V. Conclusion

Without clear protections in place to allow contractors avenues for relief, the entire practice of hiring non-traditional contractors could fall apart. Non-traditional contractors bring a wealth of knowledge, technology, talent, and unique perspective to the government, spurring innovative thought and transformation across the public sector. And when these non-traditional contractors enter into business with the government, they rely on the legal system to protect them, making up for what they lack in experience or knowledge of contract law. If contractors are not protected by the laws that they depend on, it no longer becomes practical, or feasible, for them to engage in those contracts, stripping the government of all the resources and capabilities that these contractors can bring to the table.
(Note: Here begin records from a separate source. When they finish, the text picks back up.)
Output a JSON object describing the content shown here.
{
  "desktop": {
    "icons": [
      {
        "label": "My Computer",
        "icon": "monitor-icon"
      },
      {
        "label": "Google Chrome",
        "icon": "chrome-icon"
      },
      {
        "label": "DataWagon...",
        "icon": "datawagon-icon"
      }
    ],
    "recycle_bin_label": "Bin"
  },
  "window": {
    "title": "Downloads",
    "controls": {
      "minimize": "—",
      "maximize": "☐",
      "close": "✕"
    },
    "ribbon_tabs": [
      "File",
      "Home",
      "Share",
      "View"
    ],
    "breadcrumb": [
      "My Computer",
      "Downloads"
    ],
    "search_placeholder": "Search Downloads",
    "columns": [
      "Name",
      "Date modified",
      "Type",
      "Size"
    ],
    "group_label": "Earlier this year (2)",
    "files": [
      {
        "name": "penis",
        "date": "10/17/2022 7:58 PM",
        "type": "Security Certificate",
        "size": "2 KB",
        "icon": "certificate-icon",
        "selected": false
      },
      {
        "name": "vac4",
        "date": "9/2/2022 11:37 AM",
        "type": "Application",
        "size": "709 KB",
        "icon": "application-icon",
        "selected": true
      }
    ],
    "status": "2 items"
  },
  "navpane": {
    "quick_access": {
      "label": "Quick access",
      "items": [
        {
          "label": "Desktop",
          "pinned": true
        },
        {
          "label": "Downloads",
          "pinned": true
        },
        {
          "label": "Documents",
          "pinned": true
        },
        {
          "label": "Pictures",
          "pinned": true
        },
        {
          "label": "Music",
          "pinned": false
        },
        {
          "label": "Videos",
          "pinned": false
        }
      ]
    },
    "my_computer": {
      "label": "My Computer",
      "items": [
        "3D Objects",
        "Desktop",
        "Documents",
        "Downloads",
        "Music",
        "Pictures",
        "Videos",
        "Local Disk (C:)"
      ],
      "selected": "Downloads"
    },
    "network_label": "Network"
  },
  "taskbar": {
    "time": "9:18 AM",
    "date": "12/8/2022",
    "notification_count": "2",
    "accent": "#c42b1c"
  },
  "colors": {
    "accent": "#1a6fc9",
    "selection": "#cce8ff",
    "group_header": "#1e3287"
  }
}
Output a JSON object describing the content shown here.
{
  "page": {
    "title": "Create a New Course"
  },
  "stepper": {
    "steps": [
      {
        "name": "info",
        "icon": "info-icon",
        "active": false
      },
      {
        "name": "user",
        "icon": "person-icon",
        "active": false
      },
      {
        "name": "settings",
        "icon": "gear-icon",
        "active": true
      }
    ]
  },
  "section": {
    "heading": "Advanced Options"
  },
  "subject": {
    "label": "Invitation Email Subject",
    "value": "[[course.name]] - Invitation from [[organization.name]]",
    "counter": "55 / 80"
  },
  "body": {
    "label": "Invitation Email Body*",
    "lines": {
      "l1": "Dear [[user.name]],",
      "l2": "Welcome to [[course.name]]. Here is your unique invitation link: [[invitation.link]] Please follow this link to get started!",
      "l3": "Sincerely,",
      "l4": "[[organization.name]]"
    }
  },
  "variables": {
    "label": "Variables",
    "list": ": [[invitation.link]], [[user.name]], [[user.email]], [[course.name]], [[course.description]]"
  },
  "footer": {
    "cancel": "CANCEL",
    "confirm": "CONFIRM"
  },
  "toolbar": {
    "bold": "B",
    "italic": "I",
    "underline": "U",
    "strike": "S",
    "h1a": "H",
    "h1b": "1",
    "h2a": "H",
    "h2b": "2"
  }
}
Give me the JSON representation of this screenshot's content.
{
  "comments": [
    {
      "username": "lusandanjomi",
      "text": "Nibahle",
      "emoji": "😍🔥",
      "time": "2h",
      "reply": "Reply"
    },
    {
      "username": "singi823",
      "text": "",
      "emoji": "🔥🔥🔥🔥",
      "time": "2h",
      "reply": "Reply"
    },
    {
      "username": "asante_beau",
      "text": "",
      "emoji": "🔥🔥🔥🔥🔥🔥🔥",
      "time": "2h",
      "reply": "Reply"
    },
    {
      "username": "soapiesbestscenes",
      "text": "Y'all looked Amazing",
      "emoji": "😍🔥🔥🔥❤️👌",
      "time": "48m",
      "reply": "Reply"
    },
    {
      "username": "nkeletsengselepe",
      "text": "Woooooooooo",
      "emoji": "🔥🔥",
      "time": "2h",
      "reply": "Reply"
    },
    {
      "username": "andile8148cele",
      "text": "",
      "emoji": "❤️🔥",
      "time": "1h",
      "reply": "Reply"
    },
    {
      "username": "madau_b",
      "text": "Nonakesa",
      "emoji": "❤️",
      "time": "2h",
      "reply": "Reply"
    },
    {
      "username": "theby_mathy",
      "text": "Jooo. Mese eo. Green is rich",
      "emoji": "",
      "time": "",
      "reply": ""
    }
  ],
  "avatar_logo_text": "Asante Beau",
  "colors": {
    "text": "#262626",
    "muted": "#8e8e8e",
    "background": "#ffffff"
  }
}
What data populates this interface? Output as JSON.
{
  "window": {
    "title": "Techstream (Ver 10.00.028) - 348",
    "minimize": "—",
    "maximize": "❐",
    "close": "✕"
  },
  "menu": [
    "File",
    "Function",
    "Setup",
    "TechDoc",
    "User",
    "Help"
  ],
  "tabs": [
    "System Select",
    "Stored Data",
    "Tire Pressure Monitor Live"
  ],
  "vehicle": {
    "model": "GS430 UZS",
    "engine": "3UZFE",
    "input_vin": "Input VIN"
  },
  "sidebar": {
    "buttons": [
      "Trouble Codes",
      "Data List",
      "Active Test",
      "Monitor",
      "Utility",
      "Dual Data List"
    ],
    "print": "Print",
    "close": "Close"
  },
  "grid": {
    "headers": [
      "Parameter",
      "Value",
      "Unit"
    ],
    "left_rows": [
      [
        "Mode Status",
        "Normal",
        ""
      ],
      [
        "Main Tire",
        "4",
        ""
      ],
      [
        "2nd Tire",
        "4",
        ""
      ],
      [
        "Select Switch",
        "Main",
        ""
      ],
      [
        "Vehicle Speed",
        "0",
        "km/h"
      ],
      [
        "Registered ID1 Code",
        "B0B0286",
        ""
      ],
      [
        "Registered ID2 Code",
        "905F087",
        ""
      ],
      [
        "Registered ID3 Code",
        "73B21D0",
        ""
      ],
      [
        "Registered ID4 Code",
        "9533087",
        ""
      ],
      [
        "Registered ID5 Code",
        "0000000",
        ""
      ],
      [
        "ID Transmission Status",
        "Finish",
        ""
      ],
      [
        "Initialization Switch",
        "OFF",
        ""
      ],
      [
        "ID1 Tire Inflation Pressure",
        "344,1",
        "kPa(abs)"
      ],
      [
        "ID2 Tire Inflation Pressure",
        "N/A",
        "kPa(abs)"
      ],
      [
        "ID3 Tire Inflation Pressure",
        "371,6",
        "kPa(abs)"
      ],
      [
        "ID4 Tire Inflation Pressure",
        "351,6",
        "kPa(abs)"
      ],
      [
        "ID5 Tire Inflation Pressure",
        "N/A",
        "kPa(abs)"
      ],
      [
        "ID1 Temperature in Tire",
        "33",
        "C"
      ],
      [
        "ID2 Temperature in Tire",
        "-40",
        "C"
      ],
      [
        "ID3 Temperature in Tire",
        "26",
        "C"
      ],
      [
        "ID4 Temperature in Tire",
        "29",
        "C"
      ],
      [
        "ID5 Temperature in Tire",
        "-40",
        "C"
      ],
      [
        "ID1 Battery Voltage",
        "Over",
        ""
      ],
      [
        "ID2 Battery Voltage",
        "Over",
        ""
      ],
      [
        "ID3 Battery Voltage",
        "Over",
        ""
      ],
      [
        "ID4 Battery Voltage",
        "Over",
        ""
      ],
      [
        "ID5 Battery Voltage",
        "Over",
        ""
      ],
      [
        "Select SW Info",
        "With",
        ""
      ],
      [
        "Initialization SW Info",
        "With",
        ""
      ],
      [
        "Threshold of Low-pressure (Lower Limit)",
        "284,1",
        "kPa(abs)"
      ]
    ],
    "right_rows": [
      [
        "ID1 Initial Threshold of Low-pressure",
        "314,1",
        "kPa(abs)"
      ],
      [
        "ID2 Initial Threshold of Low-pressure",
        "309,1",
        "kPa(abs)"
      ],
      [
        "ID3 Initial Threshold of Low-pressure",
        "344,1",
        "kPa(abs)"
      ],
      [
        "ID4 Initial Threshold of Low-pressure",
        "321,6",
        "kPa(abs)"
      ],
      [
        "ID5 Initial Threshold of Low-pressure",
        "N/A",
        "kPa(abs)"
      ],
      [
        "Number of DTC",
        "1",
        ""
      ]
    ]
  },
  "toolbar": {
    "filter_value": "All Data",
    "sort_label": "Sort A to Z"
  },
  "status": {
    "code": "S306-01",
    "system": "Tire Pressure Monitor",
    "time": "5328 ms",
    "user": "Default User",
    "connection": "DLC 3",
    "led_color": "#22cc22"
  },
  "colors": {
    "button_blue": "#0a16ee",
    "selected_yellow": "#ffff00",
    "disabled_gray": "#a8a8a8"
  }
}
Adding protections for these non-traditional contractors may well cost the government time and money in the short term. But it is an investment the government cannot afford to opt out of. While the OTA framework was first designed to allocate more risk to the government in the hopes of attracting innovative partners, Congress inadvertently placed the potentially devastating risk of performance disputes on its unwitting new contractors in the process. Today, this jurisdictional black hole risks swallowing the entire OTA procurement framework if the government fails to act. This article proposes to collapse this black hole with a limited and common sense regulatory change to bring OTA performance disputes squarely within the orbit of the COFC’s jurisdiction, once and for all eliminating an unnecessary risk of OTA contracting for all parties.